  • Athena4

    Eh… you monotheists can have your portrayal of one God all you want. I’m enjoying Kevin McKidd as Poseidon, and Melina Kanakarides as my namesake in “Percy Jackson and the Lightning Thief”. I can’t wait for the remake of “Clash of the Titans” to come out, either!

  • wildfyre99

    Oh to what heights the flights of fantasy by religiously deluded minds can soar…You need to come back down to earth Prof. Plate. The lack of air up there has addled your brain.

  • spidermean2

    Reading comprehension deficiency and wilful ignorance are common among atheists.Self-replication is a solid proof that a super-intelligent God exist. Only a crazy person can dispute this. It’s sad coz atheists will pay a heavy price for their stupidity.

  • blasmaic

    I liked Pocahantas better than Avatar.

  • Utahreb

    According to some of our so-called “Christian” leaders, hurricane Katrina, the earthquake in Haiti and other natural disasters are punishment from their God. Guess that makes their God a mass murderer!

  • johng1

    God wins the best fantasy subject of all time.

  • spidermean2

    I’ve seen many flowers and none can be said as ugly. They are all pretty. How can something without eyes and brain able to critique itself make such a visual masterpiece without a highly intelligent being behind it?Prove me wrong in my assertion that you guys are no match with my analytical thinking skills.That question is ORIGINAL coming from a true thinking engineer.

  • spidermean2

    From a crawling worm (caterpillar) eating leaves into a graceful flying pretty butterfly eating nectar. The science of metamorphosis. It’s is an engineering marvel which can’t be duplicated by any scientist or engineer even in theoretical methods like computer simulations. How then can butterflies metamorphose without a highly intelligent being behind it?Prove me wrong in my assertion that you guys are no match with my analytical thinking skills. That question is ORIGINAL coming from a true thinking engineer.

  • spidermean2

    There are many fragrant flowers. They have no smelling capability and no brain to critique their smell. Yet they are perfectly plesant to smell. The chemical process is not that easy coz if it is, then people could easily make perfumes from soil and water plus the sun. How is it possible that they can be makers of fragrant scents without a highly intelligent being behind it? Prove me wrong in my assertion that you guys are no match with my analytical thinking skills. That question is ORIGINAL coming from a true thinking engineer.

  • johng1

    spidermean2 – worst sequel evah!

  • spidermean2

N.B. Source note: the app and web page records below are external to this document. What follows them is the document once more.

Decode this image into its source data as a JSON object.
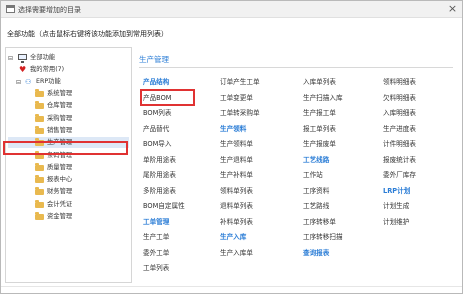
{
  "window": {
    "title": "选择需要增加的目录",
    "close_glyph": "×"
  },
  "instruction": "全部功能（点击鼠标右键将该功能添加到常用列表）",
  "tree": {
    "root_toggle": "⊟",
    "root_label": "全部功能",
    "favorites_label": "我的常用(7)",
    "erp_toggle": "⊟",
    "erp_label": "ERP功能",
    "items": [
      {
        "label": "系统管理"
      },
      {
        "label": "仓库管理"
      },
      {
        "label": "采购管理"
      },
      {
        "label": "销售管理"
      },
      {
        "label": "生产管理",
        "selected": true
      },
      {
        "label": "条码管理"
      },
      {
        "label": "质量管理"
      },
      {
        "label": "报表中心"
      },
      {
        "label": "财务管理"
      },
      {
        "label": "会计凭证"
      },
      {
        "label": "资金管理"
      }
    ]
  },
  "main": {
    "section_title": "生产管理",
    "col1": [
      {
        "label": "产品结构",
        "header": true
      },
      {
        "label": "产品BOM"
      },
      {
        "label": "BOM列表"
      },
      {
        "label": "产品替代"
      },
      {
        "label": "BOM导入"
      },
      {
        "label": "单阶用途表"
      },
      {
        "label": "尾阶用途表"
      },
      {
        "label": "多阶用途表"
      },
      {
        "label": "BOM自定属性"
      },
      {
        "label": "工单管理",
        "header": true
      },
      {
        "label": "生产工单"
      },
      {
        "label": "委外工单"
      },
      {
        "label": "工单列表"
      }
    ],
    "col2": [
      {
        "label": "订单产生工单"
      },
      {
        "label": "工单变更单"
      },
      {
        "label": "工单转采购单"
      },
      {
        "label": "生产领料",
        "header": true
      },
      {
        "label": "生产领料单"
      },
      {
        "label": "生产退料单"
      },
      {
        "label": "生产补料单"
      },
      {
        "label": "领料单列表"
      },
      {
        "label": "退料单列表"
      },
      {
        "label": "补料单列表"
      },
      {
        "label": "生产入库",
        "header": true
      },
      {
        "label": "生产入库单"
      }
    ],
    "col3": [
      {
        "label": "入库单列表"
      },
      {
        "label": "生产扫描入库"
      },
      {
        "label": "生产报工单"
      },
      {
        "label": "报工单列表"
      },
      {
        "label": "生产报废单"
      },
      {
        "label": "工艺线路",
        "header": true
      },
      {
        "label": "工作站"
      },
      {
        "label": "工序资料"
      },
      {
        "label": "工艺路线"
      },
      {
        "label": "工序转移单"
      },
      {
        "label": "工序转移扫描"
      },
      {
        "label": "查询报表",
        "header": true
      }
    ],
    "col4": [
      {
        "label": "领料明细表"
      },
      {
        "label": "欠料明细表"
      },
      {
        "label": "入库明细表"
      },
      {
        "label": "生产进度表"
      },
      {
        "label": "计件明细表"
      },
      {
        "label": "报废统计表"
      },
      {
        "label": "委外厂库存"
      },
      {
        "label": "LRP计划",
        "header": true
      },
      {
        "label": "计划生成"
      },
      {
        "label": "计划维护"
      }
    ]
  }
}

    I don’t expect atheists to answer my questions coz as the Bible said :”The FOOL hath said in his heart that there is no God.”Fools always have no answer to scientific questions.Sad because you guys will pay a heavy price for your stupidity. The highly Intelligent Being has something stored for you.

  • TotalRecall

    What is this f-king drivel?!? You act as if these movies are showing something new! Most of these movies are the same old trite story over and over. And you want to make meaning to their BS movies! The meaning is they want your f-king MONEY!!! And these celebrities want your f-king attention and admiration! Whoever got this a-hole, Brent Plate, to write this crap doesn’t know the meaning of “faith”.

  • frluke

    It’s just movies people, get over it.

  • bigbrother1

    I really hope that the library system Spidermean uses to post his deranged rants from eventually bars him. It might. One suspects his concept of hygiene is as repulsive as his concept of “God.”And he’s pretty much hijacked any chance at meaningful discussion of anything having to do with faith, religion or the Divine. Anyone who wants to try has to step around the numerous verbal turds that Spidermean drops every two or three posts. Such a shame.